__Dataset records__:
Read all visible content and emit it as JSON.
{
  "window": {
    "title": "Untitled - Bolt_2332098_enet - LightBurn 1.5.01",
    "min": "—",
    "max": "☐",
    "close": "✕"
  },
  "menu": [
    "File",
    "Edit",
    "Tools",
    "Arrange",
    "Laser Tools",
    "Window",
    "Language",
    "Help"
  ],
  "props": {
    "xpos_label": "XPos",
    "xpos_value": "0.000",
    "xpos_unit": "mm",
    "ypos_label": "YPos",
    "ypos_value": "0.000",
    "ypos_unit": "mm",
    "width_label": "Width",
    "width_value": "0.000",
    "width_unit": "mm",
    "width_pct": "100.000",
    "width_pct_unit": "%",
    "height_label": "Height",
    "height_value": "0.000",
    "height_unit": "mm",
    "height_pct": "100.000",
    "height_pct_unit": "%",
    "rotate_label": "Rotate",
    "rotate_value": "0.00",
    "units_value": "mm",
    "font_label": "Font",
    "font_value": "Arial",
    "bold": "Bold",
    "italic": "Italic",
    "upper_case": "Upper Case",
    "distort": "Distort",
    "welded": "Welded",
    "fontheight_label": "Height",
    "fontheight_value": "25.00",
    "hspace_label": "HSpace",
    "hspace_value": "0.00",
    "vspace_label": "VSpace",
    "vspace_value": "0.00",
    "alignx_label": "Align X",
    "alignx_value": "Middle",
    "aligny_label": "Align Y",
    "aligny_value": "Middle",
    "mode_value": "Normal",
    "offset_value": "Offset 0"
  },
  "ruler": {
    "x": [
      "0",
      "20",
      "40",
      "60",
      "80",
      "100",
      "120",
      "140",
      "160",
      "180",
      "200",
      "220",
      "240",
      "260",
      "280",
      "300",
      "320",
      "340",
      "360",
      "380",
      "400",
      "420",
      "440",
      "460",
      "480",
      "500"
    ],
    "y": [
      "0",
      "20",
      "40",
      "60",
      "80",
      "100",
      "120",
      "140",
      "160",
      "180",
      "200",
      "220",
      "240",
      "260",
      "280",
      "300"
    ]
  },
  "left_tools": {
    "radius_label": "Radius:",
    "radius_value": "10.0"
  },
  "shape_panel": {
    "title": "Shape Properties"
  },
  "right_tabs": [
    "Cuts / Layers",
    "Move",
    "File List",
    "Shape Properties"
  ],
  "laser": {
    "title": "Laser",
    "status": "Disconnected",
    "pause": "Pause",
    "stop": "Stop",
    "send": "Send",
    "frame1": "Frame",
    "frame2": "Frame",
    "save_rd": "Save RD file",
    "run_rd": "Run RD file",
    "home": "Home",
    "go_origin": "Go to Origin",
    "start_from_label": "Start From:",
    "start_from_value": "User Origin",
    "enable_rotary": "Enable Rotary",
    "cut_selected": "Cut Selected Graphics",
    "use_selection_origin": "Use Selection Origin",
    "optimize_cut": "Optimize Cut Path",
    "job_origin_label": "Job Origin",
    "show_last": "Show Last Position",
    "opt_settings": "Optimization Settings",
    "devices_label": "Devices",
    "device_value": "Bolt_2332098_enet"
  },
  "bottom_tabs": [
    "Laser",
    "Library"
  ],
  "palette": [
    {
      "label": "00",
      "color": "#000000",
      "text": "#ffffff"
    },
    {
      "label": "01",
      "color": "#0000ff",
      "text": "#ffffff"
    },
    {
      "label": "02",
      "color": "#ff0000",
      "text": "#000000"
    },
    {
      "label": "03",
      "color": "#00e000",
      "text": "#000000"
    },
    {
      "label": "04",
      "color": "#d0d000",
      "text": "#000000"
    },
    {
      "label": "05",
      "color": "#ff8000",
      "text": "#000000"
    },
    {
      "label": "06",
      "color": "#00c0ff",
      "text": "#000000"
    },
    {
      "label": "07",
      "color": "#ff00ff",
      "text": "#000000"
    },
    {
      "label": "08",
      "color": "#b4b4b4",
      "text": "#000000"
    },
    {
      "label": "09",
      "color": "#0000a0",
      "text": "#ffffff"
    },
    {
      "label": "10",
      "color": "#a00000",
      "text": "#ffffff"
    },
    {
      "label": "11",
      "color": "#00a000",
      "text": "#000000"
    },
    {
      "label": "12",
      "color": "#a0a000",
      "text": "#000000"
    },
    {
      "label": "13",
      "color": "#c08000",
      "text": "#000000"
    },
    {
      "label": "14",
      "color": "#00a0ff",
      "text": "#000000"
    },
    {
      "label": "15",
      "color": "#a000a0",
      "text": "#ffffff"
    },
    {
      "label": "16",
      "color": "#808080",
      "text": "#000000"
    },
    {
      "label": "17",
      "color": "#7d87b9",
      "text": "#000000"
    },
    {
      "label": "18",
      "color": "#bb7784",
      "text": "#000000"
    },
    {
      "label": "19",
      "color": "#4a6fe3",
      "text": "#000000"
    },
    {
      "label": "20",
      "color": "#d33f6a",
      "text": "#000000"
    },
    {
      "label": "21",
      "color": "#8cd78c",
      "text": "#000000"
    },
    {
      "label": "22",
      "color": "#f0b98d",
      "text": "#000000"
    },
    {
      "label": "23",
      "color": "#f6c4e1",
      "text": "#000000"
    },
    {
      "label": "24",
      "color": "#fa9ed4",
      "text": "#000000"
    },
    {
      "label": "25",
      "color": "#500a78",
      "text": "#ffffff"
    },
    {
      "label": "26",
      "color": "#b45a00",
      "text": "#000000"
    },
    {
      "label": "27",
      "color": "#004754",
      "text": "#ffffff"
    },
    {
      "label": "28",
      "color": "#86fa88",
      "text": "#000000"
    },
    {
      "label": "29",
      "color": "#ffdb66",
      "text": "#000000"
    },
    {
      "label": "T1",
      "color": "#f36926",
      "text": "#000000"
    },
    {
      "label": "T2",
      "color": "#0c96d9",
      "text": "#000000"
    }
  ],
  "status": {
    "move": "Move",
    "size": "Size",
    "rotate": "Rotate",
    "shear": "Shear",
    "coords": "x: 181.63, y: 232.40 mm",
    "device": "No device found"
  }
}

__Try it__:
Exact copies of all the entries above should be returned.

__Answer section__:
Read all visible content and emit it as JSON.
{
  "window": {
    "title": "Untitled - Bolt_2332098_enet - LightBurn 1.5.01",
    "min": "—",
    "max": "☐",
    "close": "✕"
  },
  "menu": [
    "File",
    "Edit",
    "Tools",
    "Arrange",
    "Laser Tools",
    "Window",
    "Language",
    "Help"
  ],
  "props": {
    "xpos_label": "XPos",
    "xpos_value": "0.000",
    "xpos_unit": "mm",
    "ypos_label": "YPos",
    "ypos_value": "0.000",
    "ypos_unit": "mm",
    "width_label": "Width",
    "width_value": "0.000",
    "width_unit": "mm",
    "width_pct": "100.000",
    "width_pct_unit": "%",
    "height_label": "Height",
    "height_value": "0.000",
    "height_unit": "mm",
    "height_pct": "100.000",
    "height_pct_unit": "%",
    "rotate_label": "Rotate",
    "rotate_value": "0.00",
    "units_value": "mm",
    "font_label": "Font",
    "font_value": "Arial",
    "bold": "Bold",
    "italic": "Italic",
    "upper_case": "Upper Case",
    "distort": "Distort",
    "welded": "Welded",
    "fontheight_label": "Height",
    "fontheight_value": "25.00",
    "hspace_label": "HSpace",
    "hspace_value": "0.00",
    "vspace_label": "VSpace",
    "vspace_value": "0.00",
    "alignx_label": "Align X",
    "alignx_value": "Middle",
    "aligny_label": "Align Y",
    "aligny_value": "Middle",
    "mode_value": "Normal",
    "offset_value": "Offset 0"
  },
  "ruler": {
    "x": [
      "0",
      "20",
      "40",
      "60",
      "80",
      "100",
      "120",
      "140",
      "160",
      "180",
      "200",
      "220",
      "240",
      "260",
      "280",
      "300",
      "320",
      "340",
      "360",
      "380",
      "400",
      "420",
      "440",
      "460",
      "480",
      "500"
    ],
    "y": [
      "0",
      "20",
      "40",
      "60",
      "80",
      "100",
      "120",
      "140",
      "160",
      "180",
      "200",
      "220",
      "240",
      "260",
      "280",
      "300"
    ]
  },
  "left_tools": {
    "radius_label": "Radius:",
    "radius_value": "10.0"
  },
  "shape_panel": {
    "title": "Shape Properties"
  },
  "right_tabs": [
    "Cuts / Layers",
    "Move",
    "File List",
    "Shape Properties"
  ],
  "laser": {
    "title": "Laser",
    "status": "Disconnected",
    "pause": "Pause",
    "stop": "Stop",
    "send": "Send",
    "frame1": "Frame",
    "frame2": "Frame",
    "save_rd": "Save RD file",
    "run_rd": "Run RD file",
    "home": "Home",
    "go_origin": "Go to Origin",
    "start_from_label": "Start From:",
    "start_from_value": "User Origin",
    "enable_rotary": "Enable Rotary",
    "cut_selected": "Cut Selected Graphics",
    "use_selection_origin": "Use Selection Origin",
    "optimize_cut": "Optimize Cut Path",
    "job_origin_label": "Job Origin",
    "show_last": "Show Last Position",
    "opt_settings": "Optimization Settings",
    "devices_label": "Devices",
    "device_value": "Bolt_2332098_enet"
  },
  "bottom_tabs": [
    "Laser",
    "Library"
  ],
  "palette": [
    {
      "label": "00",
      "color": "#000000",
      "text": "#ffffff"
    },
    {
      "label": "01",
      "color": "#0000ff",
      "text": "#ffffff"
    },
    {
      "label": "02",
      "color": "#ff0000",
      "text": "#000000"
    },
    {
      "label": "03",
      "color": "#00e000",
      "text": "#000000"
    },
    {
      "label": "04",
      "color": "#d0d000",
      "text": "#000000"
    },
    {
      "label": "05",
      "color": "#ff8000",
      "text": "#000000"
    },
    {
      "label": "06",
      "color": "#00c0ff",
      "text": "#000000"
    },
    {
      "label": "07",
      "color": "#ff00ff",
      "text": "#000000"
    },
    {
      "label": "08",
      "color": "#b4b4b4",
      "text": "#000000"
    },
    {
      "label": "09",
      "color": "#0000a0",
      "text": "#ffffff"
    },
    {
      "label": "10",
      "color": "#a00000",
      "text": "#ffffff"
    },
    {
      "label": "11",
      "color": "#00a000",
      "text": "#000000"
    },
    {
      "label": "12",
      "color": "#a0a000",
      "text": "#000000"
    },
    {
      "label": "13",
      "color": "#c08000",
      "text": "#000000"
    },
    {
      "label": "14",
      "color": "#00a0ff",
      "text": "#000000"
    },
    {
      "label": "15",
      "color": "#a000a0",
      "text": "#ffffff"
    },
    {
      "label": "16",
      "color": "#808080",
      "text": "#000000"
    },
    {
      "label": "17",
      "color": "#7d87b9",
      "text": "#000000"
    },
    {
      "label": "18",
      "color": "#bb7784",
      "text": "#000000"
    },
    {
      "label": "19",
      "color": "#4a6fe3",
      "text": "#000000"
    },
    {
      "label": "20",
      "color": "#d33f6a",
      "text": "#000000"
    },
    {
      "label": "21",
      "color": "#8cd78c",
      "text": "#000000"
    },
    {
      "label": "22",
      "color": "#f0b98d",
      "text": "#000000"
    },
    {
      "label": "23",
      "color": "#f6c4e1",
      "text": "#000000"
    },
    {
      "label": "24",
      "color": "#fa9ed4",
      "text": "#000000"
    },
    {
      "label": "25",
      "color": "#500a78",
      "text": "#ffffff"
    },
    {
      "label": "26",
      "color": "#b45a00",
      "text": "#000000"
    },
    {
      "label": "27",
      "color": "#004754",
      "text": "#ffffff"
    },
    {
      "label": "28",
      "color": "#86fa88",
      "text": "#000000"
    },
    {
      "label": "29",
      "color": "#ffdb66",
      "text": "#000000"
    },
    {
      "label": "T1",
      "color": "#f36926",
      "text": "#000000"
    },
    {
      "label": "T2",
      "color": "#0c96d9",
      "text": "#000000"
    }
  ],
  "status": {
    "move": "Move",
    "size": "Size",
    "rotate": "Rotate",
    "shear": "Shear",
    "coords": "x: 181.63, y: 232.40 mm",
    "device": "No device found"
  }
}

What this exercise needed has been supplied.